Pocahontas no more: indigenous women standing up for each other in twenty-first century cinema
Sydney Freeland’s fiction feature Drunktown’s Finest (2014) represents the return of Indigenous women’s feature filmmaking after a hiatus caused by neoconservative politics post-9/11. In the two decades since Disney’s Pocahontas (1995), filmmakers such as Valerie Red-Horse have challenged erasure and appropriation, but without coherent distribution or scholarship. Indigenous film festivals and settler state funding have led to a reestablishment, creating a cohort that includes Drunktown’s Finest. Repudiating both the figure of Pocahontas, as analysed by Elise M. Marubbio, and the erasure of Indigenous women in the new Western genre described by Susan Faludi, Drunktown’s Finest relates to both the work of white ally filmmakers of the early 2000s, such as Niki Caro, and to the work of contemporary Indigenous filmmakers working in both features (Marie-Hélène Cousineau and Madeline Ivalu of Arnait) and shorts (Danis Goulet, Elle-Máijá Tailfeathers). Foregrounding female agency, the film is framed by a traditional puberty ceremony that—through the presence of Felixia, a transgender/nádleeh woman—is configured as non-essentialist. The ceremony alters the temporality of the film, and inscribes a powerful new figure for Indigenous futures in the form of a young woman, in line with contemporary Indigenous online activism, and with the historical figure of Pocahontas.

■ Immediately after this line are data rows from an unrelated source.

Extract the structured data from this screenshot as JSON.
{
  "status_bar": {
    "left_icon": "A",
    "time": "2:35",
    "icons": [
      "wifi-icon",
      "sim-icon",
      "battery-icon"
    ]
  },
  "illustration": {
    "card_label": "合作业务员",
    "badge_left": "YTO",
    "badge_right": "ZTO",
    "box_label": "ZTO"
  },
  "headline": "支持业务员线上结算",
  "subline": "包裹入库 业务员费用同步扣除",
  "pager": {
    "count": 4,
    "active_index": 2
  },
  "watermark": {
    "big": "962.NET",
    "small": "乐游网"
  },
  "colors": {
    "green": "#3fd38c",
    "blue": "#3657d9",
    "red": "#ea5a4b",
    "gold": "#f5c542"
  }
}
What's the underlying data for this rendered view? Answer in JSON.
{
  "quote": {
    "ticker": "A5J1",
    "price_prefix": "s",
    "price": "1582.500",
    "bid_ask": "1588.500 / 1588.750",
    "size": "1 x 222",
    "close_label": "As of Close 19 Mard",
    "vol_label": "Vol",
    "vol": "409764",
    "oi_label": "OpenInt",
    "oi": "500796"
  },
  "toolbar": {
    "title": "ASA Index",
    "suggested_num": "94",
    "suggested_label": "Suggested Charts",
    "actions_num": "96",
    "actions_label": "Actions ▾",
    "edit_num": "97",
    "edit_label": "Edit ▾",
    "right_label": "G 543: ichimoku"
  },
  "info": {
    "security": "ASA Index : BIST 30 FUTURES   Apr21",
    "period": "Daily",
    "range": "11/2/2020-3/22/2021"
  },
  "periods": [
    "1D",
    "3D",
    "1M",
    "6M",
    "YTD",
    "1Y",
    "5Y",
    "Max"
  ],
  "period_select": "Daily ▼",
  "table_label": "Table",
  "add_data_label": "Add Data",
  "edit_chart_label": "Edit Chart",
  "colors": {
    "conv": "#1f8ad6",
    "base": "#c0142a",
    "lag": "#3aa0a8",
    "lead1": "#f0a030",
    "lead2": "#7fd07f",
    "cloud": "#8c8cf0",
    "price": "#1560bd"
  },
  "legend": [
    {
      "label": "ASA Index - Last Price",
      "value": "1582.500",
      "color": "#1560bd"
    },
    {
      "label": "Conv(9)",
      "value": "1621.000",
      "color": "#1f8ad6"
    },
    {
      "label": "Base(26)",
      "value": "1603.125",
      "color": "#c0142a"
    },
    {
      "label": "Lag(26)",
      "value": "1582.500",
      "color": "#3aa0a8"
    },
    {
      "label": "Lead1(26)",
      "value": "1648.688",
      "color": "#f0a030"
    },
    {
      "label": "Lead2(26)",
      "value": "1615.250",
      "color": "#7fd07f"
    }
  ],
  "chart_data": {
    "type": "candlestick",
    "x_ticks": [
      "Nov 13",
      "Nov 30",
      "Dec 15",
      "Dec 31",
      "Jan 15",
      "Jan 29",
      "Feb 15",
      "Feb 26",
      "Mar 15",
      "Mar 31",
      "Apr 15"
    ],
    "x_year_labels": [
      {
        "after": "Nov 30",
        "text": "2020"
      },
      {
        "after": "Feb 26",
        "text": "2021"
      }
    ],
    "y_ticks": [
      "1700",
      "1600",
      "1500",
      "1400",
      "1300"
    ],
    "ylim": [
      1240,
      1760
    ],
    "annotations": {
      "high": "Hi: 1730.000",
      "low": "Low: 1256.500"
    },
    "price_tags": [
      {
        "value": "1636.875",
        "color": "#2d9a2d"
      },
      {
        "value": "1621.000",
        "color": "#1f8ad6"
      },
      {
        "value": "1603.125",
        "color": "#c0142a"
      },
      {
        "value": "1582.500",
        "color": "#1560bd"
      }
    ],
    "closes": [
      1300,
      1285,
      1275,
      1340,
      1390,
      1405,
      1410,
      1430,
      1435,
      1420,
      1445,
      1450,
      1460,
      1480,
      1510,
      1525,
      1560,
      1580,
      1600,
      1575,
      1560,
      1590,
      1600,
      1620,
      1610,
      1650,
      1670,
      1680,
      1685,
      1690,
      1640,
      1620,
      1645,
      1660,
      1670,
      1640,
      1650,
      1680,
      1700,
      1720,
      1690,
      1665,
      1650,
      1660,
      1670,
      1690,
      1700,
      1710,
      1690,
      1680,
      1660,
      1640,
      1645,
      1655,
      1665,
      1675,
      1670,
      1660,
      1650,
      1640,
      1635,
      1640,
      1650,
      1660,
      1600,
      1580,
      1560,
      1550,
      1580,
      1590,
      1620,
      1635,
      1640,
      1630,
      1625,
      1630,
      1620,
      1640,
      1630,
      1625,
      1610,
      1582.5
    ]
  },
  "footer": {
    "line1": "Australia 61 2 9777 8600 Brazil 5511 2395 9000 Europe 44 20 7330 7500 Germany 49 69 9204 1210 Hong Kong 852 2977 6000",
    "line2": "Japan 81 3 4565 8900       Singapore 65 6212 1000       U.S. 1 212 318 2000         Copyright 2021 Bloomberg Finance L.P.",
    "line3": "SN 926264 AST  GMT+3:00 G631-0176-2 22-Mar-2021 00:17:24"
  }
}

Indigenous women , Appropriation , Film festival , Pocahontas , Drunktown’s Finest , Valerie Red-Horse , Erasure , Appropriation , New Western genre , Female agency , Puberty
Mayer, S. (2015) 'Pocahontas no more: indigenous women standing up for each other in twenty-first century cinema', Alphaville: Journal of Film and Screen Media, 10. doi: 10.33178/alpha.10.07